A common denominator in almost every child abuse case is stress. Stress comes in many forms, and I have seen even the greatest of parents become overwhelmed by the pressures of every day life and have to ask for help.

For those who have had past trauma from any type of abuse, parenting can be even more difficult. About 30 percent of abused and neglected children will later abuse their own children, continuing the horrible cycle of abuse, according to a report by the U.S. Department of Health and Human Services.

Since April is National Child Abuse Prevention Month, now is no better time to share with you information on how positive parenting and finding ways to cope with stress influence healthier relationship with children and ensure a safe home environment. Here are some quick tips to cope in high-stress situations:

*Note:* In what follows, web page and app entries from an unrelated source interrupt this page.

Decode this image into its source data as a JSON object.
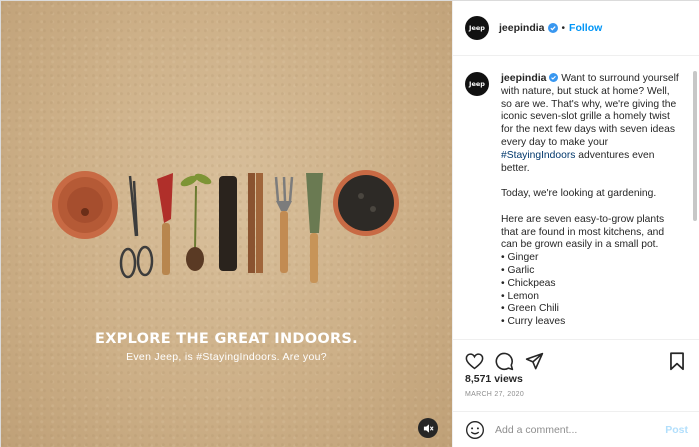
{
  "media": {
    "headline": "EXPLORE THE GREAT INDOORS.",
    "subline": "Even Jeep, is #StayingIndoors. Are you?"
  },
  "header": {
    "avatar_text": "Jeep",
    "username": "jeepindia",
    "separator": "•",
    "follow_label": "Follow"
  },
  "caption": {
    "username": "jeepindia",
    "text_intro": "Want to surround yourself with nature, but stuck at home? Well, so are we. That's why, we're giving the iconic seven-slot grille a homely twist for the next few days with seven ideas every day to make your ",
    "hashtag": "#StayingIndoors",
    "text_outro": " adventures even better.",
    "para2": "Today, we're looking at gardening.",
    "para3": "Here are seven easy-to-grow plants that are found in most kitchens, and can be grown easily in a small pot.",
    "list": [
      "• Ginger",
      "• Garlic",
      "• Chickpeas",
      "• Lemon",
      "• Green Chili",
      "• Curry leaves"
    ]
  },
  "stats": {
    "views": "8,571 views",
    "date": "MARCH 27, 2020"
  },
  "comment_box": {
    "placeholder": "Add a comment...",
    "post_label": "Post"
  },
  "colors": {
    "accent": "#0095f6",
    "hashtag": "#00376b",
    "post_disabled": "#b2dffc"
  },
  "icons": [
    "verified-badge-icon",
    "heart-icon",
    "comment-icon",
    "share-icon",
    "bookmark-icon",
    "emoji-icon",
    "mute-icon"
  ]
}
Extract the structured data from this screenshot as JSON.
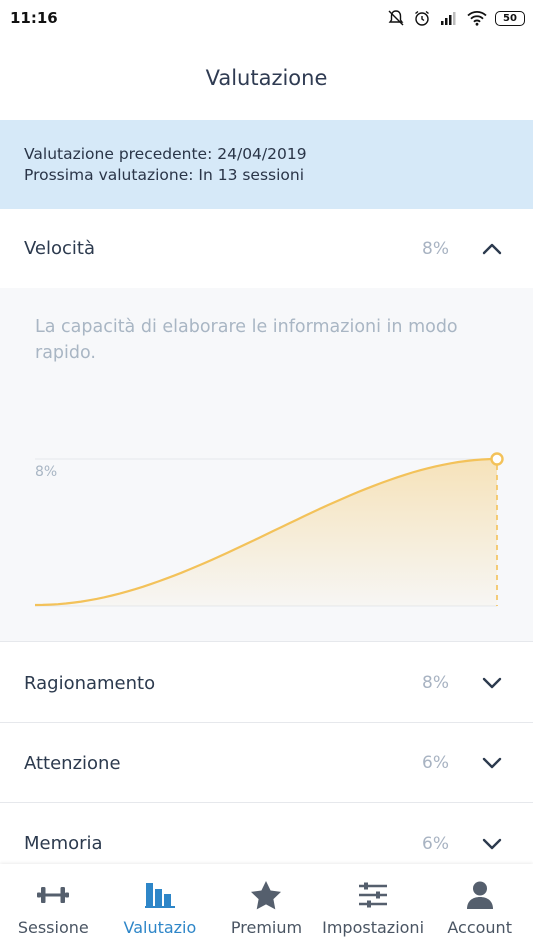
{
  "status_bar": {
    "time": "11:16",
    "battery": "50"
  },
  "header": {
    "title": "Valutazione"
  },
  "banner": {
    "previous": "Valutazione precedente: 24/04/2019",
    "next": "Prossima valutazione: In 13 sessioni"
  },
  "sections": [
    {
      "name": "Velocità",
      "value": "8%",
      "expanded": true,
      "description": "La capacità di elaborare le informazioni in modo rapido."
    },
    {
      "name": "Ragionamento",
      "value": "8%"
    },
    {
      "name": "Attenzione",
      "value": "6%"
    },
    {
      "name": "Memoria",
      "value": "6%"
    }
  ],
  "chart_data": {
    "type": "area",
    "y_label_marker": "8%",
    "end_value_percent": 8,
    "color": "#f3c25a"
  },
  "nav": {
    "items": [
      {
        "label": "Sessione",
        "icon": "dumbbell-icon"
      },
      {
        "label": "Valutazio",
        "icon": "bar-chart-icon",
        "active": true
      },
      {
        "label": "Premium",
        "icon": "star-icon"
      },
      {
        "label": "Impostazioni",
        "icon": "sliders-icon"
      },
      {
        "label": "Account",
        "icon": "user-icon"
      }
    ],
    "active_color": "#2e86c8",
    "inactive_color": "#555f6d"
  }
}
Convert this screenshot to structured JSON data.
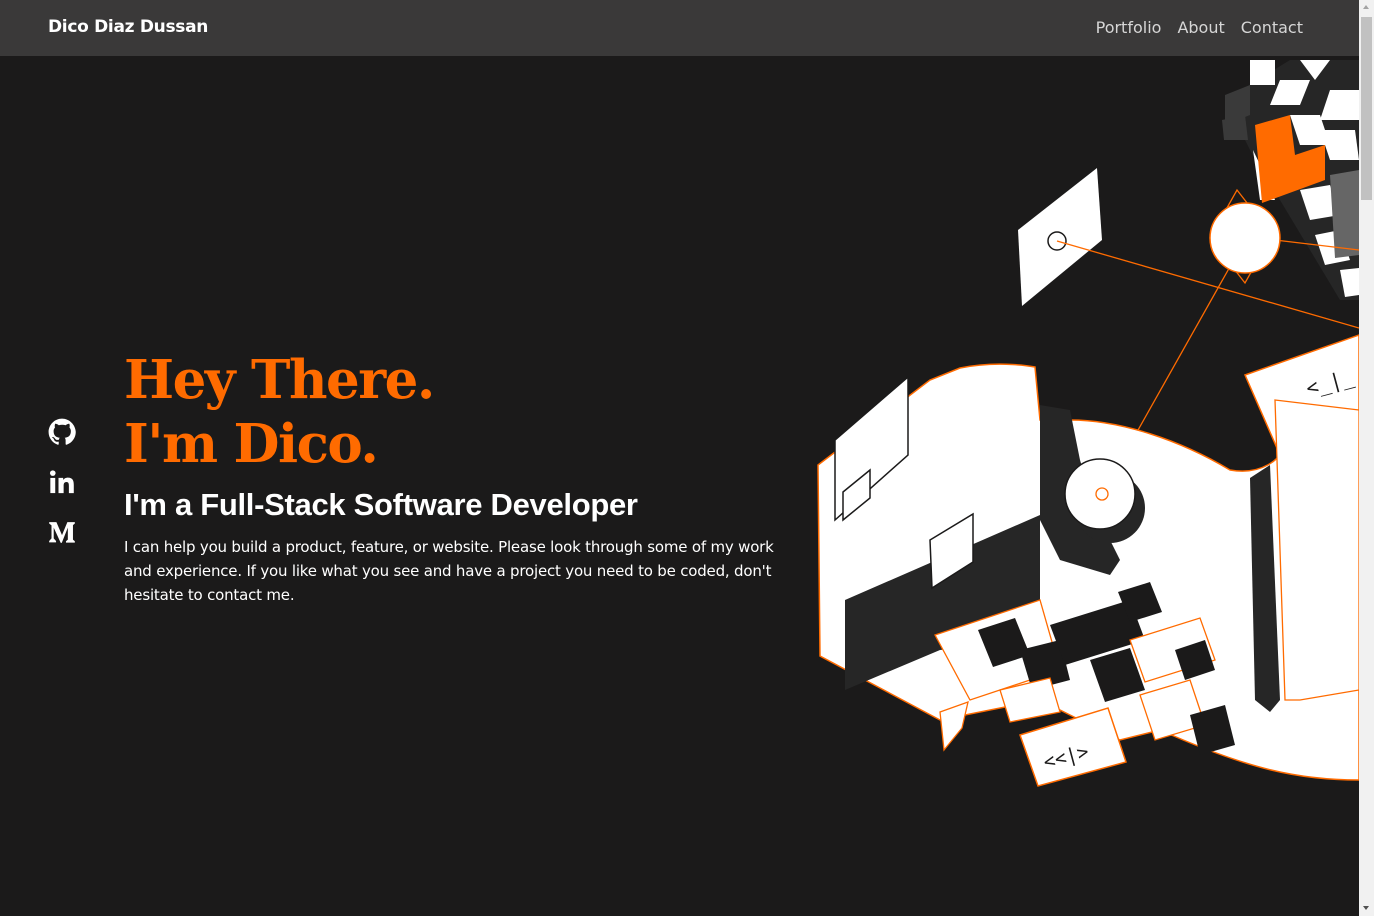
{
  "navbar": {
    "brand": "Dico Diaz Dussan",
    "links": [
      {
        "label": "Portfolio"
      },
      {
        "label": "About"
      },
      {
        "label": "Contact"
      }
    ]
  },
  "socials": [
    {
      "icon": "github-icon"
    },
    {
      "icon": "linkedin-icon"
    },
    {
      "icon": "medium-icon"
    }
  ],
  "hero": {
    "title_line1": "Hey There.",
    "title_line2": "I'm Dico.",
    "subtitle": "I'm a Full-Stack Software Developer",
    "text": "I can help you build a product, feature, or website. Please look through some of my work and experience. If you like what you see and have a project you need to be coded, don't hesitate to contact me."
  },
  "illustration": {
    "code_tag_1": "<_|_",
    "code_tag_2": "<<|>"
  },
  "colors": {
    "accent": "#ff6b00",
    "background": "#1b1a1a",
    "navbar": "#3a3939"
  }
}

-- Laugh and be silly. There is only one time in your life to have fun and not live life with responsibility – make sure your kids have that opportunity and while you are at it, join in the fun! Letting go every once in awhile does your child good and you as well.

-- Call a relative or friend, and ask for help. Just sharing frustration with someone who understands what you are going through can help relieve the build up of stress. It might be smart to have these contacts on speed dial so you can reach them in a moment’s notice.

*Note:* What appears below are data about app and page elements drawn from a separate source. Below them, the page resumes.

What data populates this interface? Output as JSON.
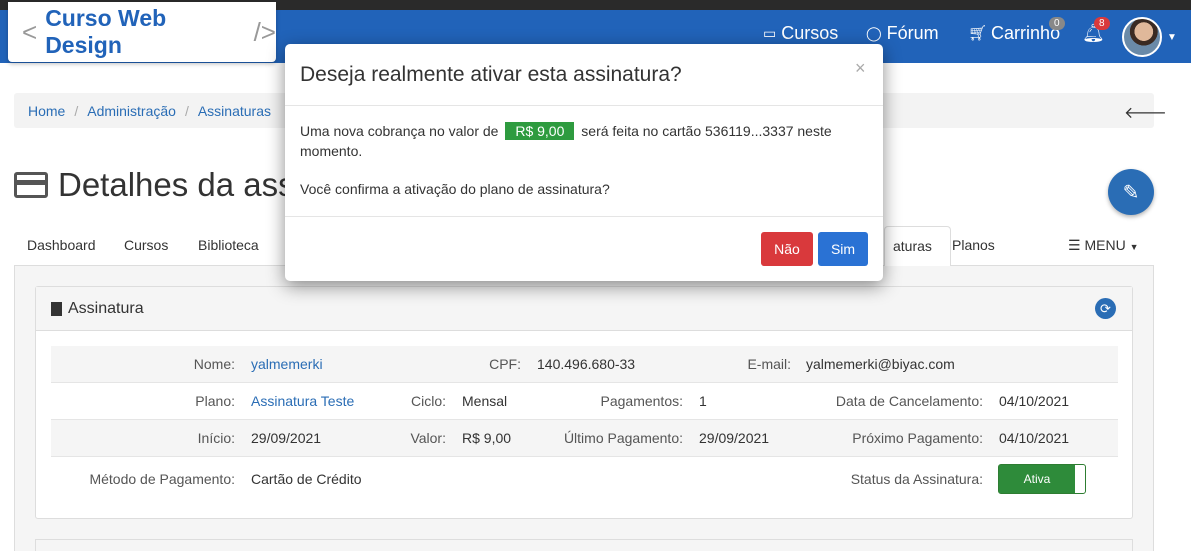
{
  "brand": {
    "text": "Curso Web Design",
    "left": "<",
    "right": "/>"
  },
  "nav": {
    "cursos": "Cursos",
    "forum": "Fórum",
    "carrinho": "Carrinho",
    "cart_badge": "0",
    "notif_badge": "8"
  },
  "breadcrumb": [
    "Home",
    "Administração",
    "Assinaturas"
  ],
  "page_title": "Detalhes da assi",
  "tabs": {
    "dashboard": "Dashboard",
    "cursos": "Cursos",
    "biblioteca": "Biblioteca",
    "assinaturas": "aturas",
    "planos": "Planos",
    "menu": "MENU"
  },
  "panel": {
    "title": "Assinatura",
    "row1": {
      "nome_l": "Nome:",
      "nome_v": "yalmemerki",
      "cpf_l": "CPF:",
      "cpf_v": "140.496.680-33",
      "email_l": "E-mail:",
      "email_v": "yalmemerki@biyac.com"
    },
    "row2": {
      "plano_l": "Plano:",
      "plano_v": "Assinatura Teste",
      "ciclo_l": "Ciclo:",
      "ciclo_v": "Mensal",
      "pag_l": "Pagamentos:",
      "pag_v": "1",
      "canc_l": "Data de Cancelamento:",
      "canc_v": "04/10/2021"
    },
    "row3": {
      "inicio_l": "Início:",
      "inicio_v": "29/09/2021",
      "valor_l": "Valor:",
      "valor_v": "R$ 9,00",
      "ult_l": "Último Pagamento:",
      "ult_v": "29/09/2021",
      "prox_l": "Próximo Pagamento:",
      "prox_v": "04/10/2021"
    },
    "row4": {
      "metodo_l": "Método de Pagamento:",
      "metodo_v": "Cartão de Crédito",
      "status_l": "Status da Assinatura:",
      "status_v": "Ativa"
    }
  },
  "modal": {
    "title": "Deseja realmente ativar esta assinatura?",
    "close": "×",
    "text_before": "Uma nova cobrança no valor de",
    "price": "R$ 9,00",
    "text_after": "será feita no cartão 536119...3337 neste momento.",
    "confirm_text": "Você confirma a ativação do plano de assinatura?",
    "no_label": "Não",
    "yes_label": "Sim"
  },
  "colors": {
    "primary": "#2163b9",
    "success": "#2e9b3f",
    "danger": "#d9393c",
    "button_primary": "#2a72d4"
  }
}
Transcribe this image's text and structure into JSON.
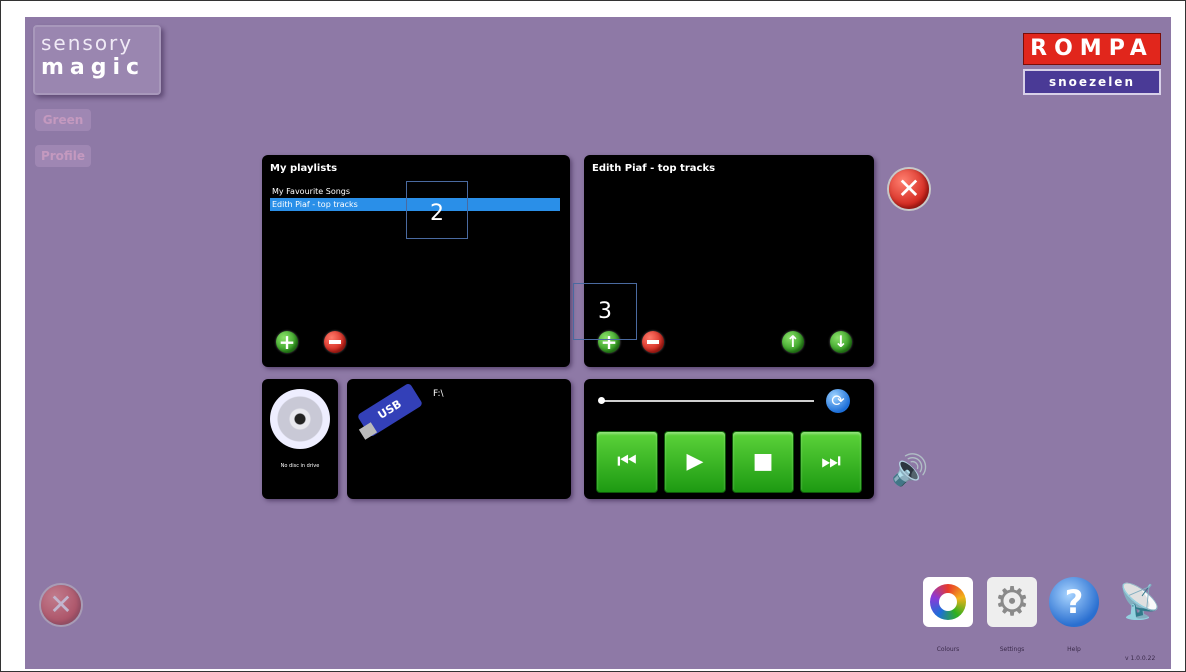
{
  "logo": {
    "line1": "sensory",
    "line2": "magic"
  },
  "side": {
    "btn1": "Green",
    "btn2": "Profile"
  },
  "brand": {
    "top": "ROMPA",
    "bottom": "snoezelen"
  },
  "playlists": {
    "title": "My playlists",
    "items": [
      "My Favourite Songs",
      "Edith Piaf - top tracks"
    ],
    "selected_index": 1
  },
  "tracks": {
    "title": "Edith Piaf - top tracks"
  },
  "annotations": {
    "a2": "2",
    "a3": "3"
  },
  "cd": {
    "label": "No disc in drive"
  },
  "usb": {
    "label": "USB",
    "drive": "F:\\"
  },
  "player": {
    "progress": 0.0
  },
  "tools": {
    "colour": "Colours",
    "settings": "Settings",
    "help": "Help"
  },
  "version": "v 1.0.0.22",
  "colors": {
    "background": "#8e79a6",
    "accent": "#2a8fe8",
    "player_green": "#2fb01e"
  }
}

-- Don't pick up or touch your child when angry. We all get frustrated, and sometimes we need a break from our children. Try counting to 15 or more when you need a quick break and can’t actually get away.

-- Have realistic expectations for your children. Kids are kids after all, and this is the time that they are figuring out the world. Be there to guide them and provide support even when it may be tough.

-- Get as much rest as possible. Sleep is crucial to everyone’s health and can be especially hard to find time for when you have young children. One way to catch up on your sleep is to take turns with your spouse or partner sleeping in on the weekends.

-- Seek quiet time for yourself. Taking as little as five minutes per day to find inner peace will do wonders for your relationship with your children and for yourself too.

-- Take a parenting class. It’s never too late to learn new techniques to become a better, more confident parent. There are several organizations throughout the county which provide these classes for no charge.

-- Join a parenting group. Hearing from others that may be having the same challenges will let you know you are not alone, plus you will meet new friends who share your interests and concerns.

-- Ask for help. If you are having a difficult time walking away from your children when angry or have began to be harmful in any way, it is time to seek professional help. There are also many free resources available to parents who need guidance through these rough spots.

Parents need to be aware and smart about their limitations as a human and do what they can to avoid setting themselves up for failure. Taking time to know your children and building a mutual respect for one another will further build a familial bond and decrease the chances for abuse. Studies show that a stronger family tie decreases child abuse and neglect, and positions children to be contributing members of society.

During this month, please pledge to cope with stress in a positive way. This will ultimately build a long-lasting and healthy relationship with your children.

What to do

If you suspect child abuse or that a child may be at risk, please call the San Diego County Child Abuse Hotline at (800) 344-6000. Social workers are available 24 hours a day, seven days a week, and will do an immediate assessment.


To read a report about "Child Abuse and Neglect Fatalities 2009: Statistics and Interventions," click HERE.

To read the GAO report on "Child Maltreatment," click HERE.

To read a study that finds abuse in one in 43 babies, click HERE.

To read fact sheet on "An Approach to Preventing Child Abuse," click HERE.

To read a story about "Avoiding Child Abuse in Times of Stress," click HERE.

Tonya Torosian is the CEO of Promises2Kids, a non-profit leading the fight to break the cycle of child abuse in San Diego. She is an advocate for children and youth, and her work in child welfare and nonprofit management spans 20 years and three states. If you want to learn more about how you can help a child, visit HERE or contact Promises2Kids at (858) 278-4400.